# REQUIRED WORK:
The reply should contain every entry exactly as given, with no pictures in it.

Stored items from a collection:
- - -
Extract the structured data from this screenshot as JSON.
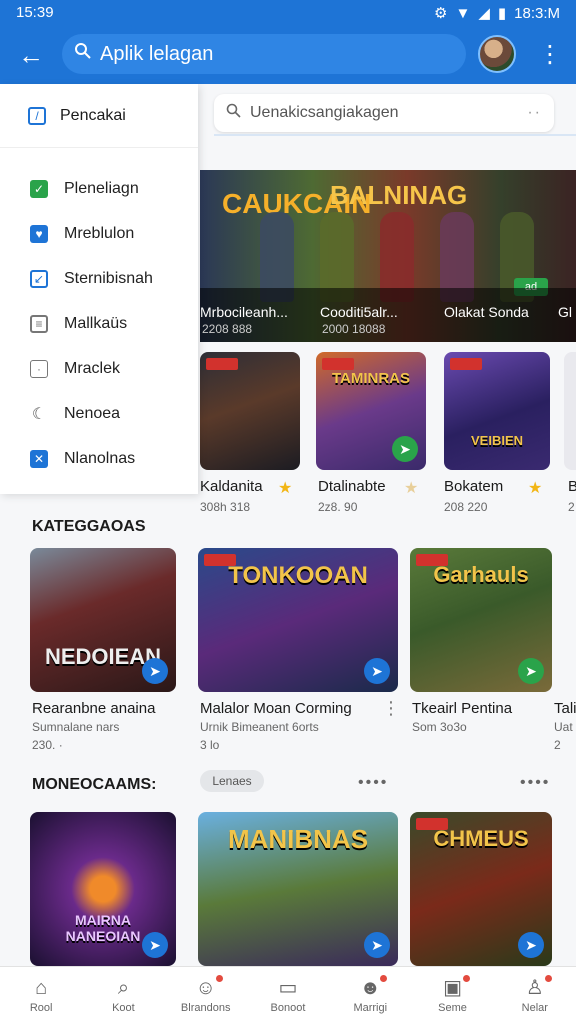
{
  "status": {
    "time": "15:39",
    "right_time": "18:3:M"
  },
  "appbar": {
    "search_text": "Aplik lelagan"
  },
  "subsearch": {
    "placeholder": "Uenakicsangiakagen"
  },
  "drawer": {
    "header": "Pencakai",
    "items": [
      {
        "label": "Pleneliagn",
        "color": "#2aa34a"
      },
      {
        "label": "Mreblulon",
        "color": "#1e74d6"
      },
      {
        "label": "Sternibisnah",
        "color": "#1e74d6"
      },
      {
        "label": "Mallkaüs",
        "color": "#777777"
      },
      {
        "label": "Mraclek",
        "color": "#777777"
      },
      {
        "label": "Nenoea",
        "color": "#777777"
      },
      {
        "label": "Nlanolnas",
        "color": "#1e74d6"
      }
    ]
  },
  "banner": {
    "title_left": "CAUKCAIN",
    "title_right": "BALNINAG",
    "tag": "ad",
    "captions": [
      {
        "name": "Mrbocileanh...",
        "sub": "2208 888"
      },
      {
        "name": "Cooditi5alr...",
        "sub": "2000 18088"
      },
      {
        "name": "Olakat Sonda",
        "sub": ""
      },
      {
        "name": "Gl",
        "sub": ""
      }
    ]
  },
  "row1": {
    "cards": [
      {
        "name": "Kaldanita",
        "sub": "308h 318",
        "art": ""
      },
      {
        "name": "Dtalinabte",
        "sub": "2z8. 90",
        "art": "TAMINRAS"
      },
      {
        "name": "Bokatem",
        "sub": "208 220",
        "art": "VEIBIEN"
      },
      {
        "name": "B",
        "sub": "2",
        "art": ""
      }
    ]
  },
  "sections": {
    "categories": "KATEGGAOAS",
    "more_games": "MONEOCAAMS:",
    "chip": "Lenaes"
  },
  "row2": {
    "cards": [
      {
        "name": "Rearanbne anaina",
        "sub": "Sumnalane nars",
        "sub2": "230. ·",
        "art": "NEDOIEAN"
      },
      {
        "name": "Malalor Moan Corming",
        "sub": "Urnik Bimeanent 6orts",
        "sub2": "3 lo",
        "art": "TONKOOAN"
      },
      {
        "name": "Tkeairl Pentina",
        "sub": "Som 3o3o",
        "sub2": "",
        "art": "Garhauls"
      },
      {
        "name": "Tali",
        "sub": "Uat",
        "sub2": "2",
        "art": ""
      }
    ]
  },
  "row3": {
    "cards": [
      {
        "art": "MAIRNA NANEOIAN"
      },
      {
        "art": "MANIBNAS"
      },
      {
        "art": "CHMEUS"
      }
    ]
  },
  "bottomnav": {
    "items": [
      {
        "label": "Rool",
        "icon": "home-icon"
      },
      {
        "label": "Koot",
        "icon": "search-icon"
      },
      {
        "label": "Blrandons",
        "icon": "chat-icon"
      },
      {
        "label": "Bonoot",
        "icon": "document-icon"
      },
      {
        "label": "Marrigi",
        "icon": "person-icon"
      },
      {
        "label": "Seme",
        "icon": "store-icon"
      },
      {
        "label": "Nelar",
        "icon": "profile-icon"
      }
    ]
  },
  "colors": {
    "accent": "#1e74d6",
    "green": "#2aa34a",
    "red": "#d2322d"
  }
}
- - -
# SOLUTION TO THIS PROBLEM:
Extract the structured data from this screenshot as JSON.
{
  "status": {
    "time": "15:39",
    "right_time": "18:3:M"
  },
  "appbar": {
    "search_text": "Aplik lelagan"
  },
  "subsearch": {
    "placeholder": "Uenakicsangiakagen"
  },
  "drawer": {
    "header": "Pencakai",
    "items": [
      {
        "label": "Pleneliagn",
        "color": "#2aa34a"
      },
      {
        "label": "Mreblulon",
        "color": "#1e74d6"
      },
      {
        "label": "Sternibisnah",
        "color": "#1e74d6"
      },
      {
        "label": "Mallkaüs",
        "color": "#777777"
      },
      {
        "label": "Mraclek",
        "color": "#777777"
      },
      {
        "label": "Nenoea",
        "color": "#777777"
      },
      {
        "label": "Nlanolnas",
        "color": "#1e74d6"
      }
    ]
  },
  "banner": {
    "title_left": "CAUKCAIN",
    "title_right": "BALNINAG",
    "tag": "ad",
    "captions": [
      {
        "name": "Mrbocileanh...",
        "sub": "2208 888"
      },
      {
        "name": "Cooditi5alr...",
        "sub": "2000 18088"
      },
      {
        "name": "Olakat Sonda",
        "sub": ""
      },
      {
        "name": "Gl",
        "sub": ""
      }
    ]
  },
  "row1": {
    "cards": [
      {
        "name": "Kaldanita",
        "sub": "308h 318",
        "art": ""
      },
      {
        "name": "Dtalinabte",
        "sub": "2z8. 90",
        "art": "TAMINRAS"
      },
      {
        "name": "Bokatem",
        "sub": "208 220",
        "art": "VEIBIEN"
      },
      {
        "name": "B",
        "sub": "2",
        "art": ""
      }
    ]
  },
  "sections": {
    "categories": "KATEGGAOAS",
    "more_games": "MONEOCAAMS:",
    "chip": "Lenaes"
  },
  "row2": {
    "cards": [
      {
        "name": "Rearanbne anaina",
        "sub": "Sumnalane nars",
        "sub2": "230. ·",
        "art": "NEDOIEAN"
      },
      {
        "name": "Malalor Moan Corming",
        "sub": "Urnik Bimeanent 6orts",
        "sub2": "3 lo",
        "art": "TONKOOAN"
      },
      {
        "name": "Tkeairl Pentina",
        "sub": "Som 3o3o",
        "sub2": "",
        "art": "Garhauls"
      },
      {
        "name": "Tali",
        "sub": "Uat",
        "sub2": "2",
        "art": ""
      }
    ]
  },
  "row3": {
    "cards": [
      {
        "art": "MAIRNA NANEOIAN"
      },
      {
        "art": "MANIBNAS"
      },
      {
        "art": "CHMEUS"
      }
    ]
  },
  "bottomnav": {
    "items": [
      {
        "label": "Rool",
        "icon": "home-icon"
      },
      {
        "label": "Koot",
        "icon": "search-icon"
      },
      {
        "label": "Blrandons",
        "icon": "chat-icon"
      },
      {
        "label": "Bonoot",
        "icon": "document-icon"
      },
      {
        "label": "Marrigi",
        "icon": "person-icon"
      },
      {
        "label": "Seme",
        "icon": "store-icon"
      },
      {
        "label": "Nelar",
        "icon": "profile-icon"
      }
    ]
  },
  "colors": {
    "accent": "#1e74d6",
    "green": "#2aa34a",
    "red": "#d2322d"
  }
}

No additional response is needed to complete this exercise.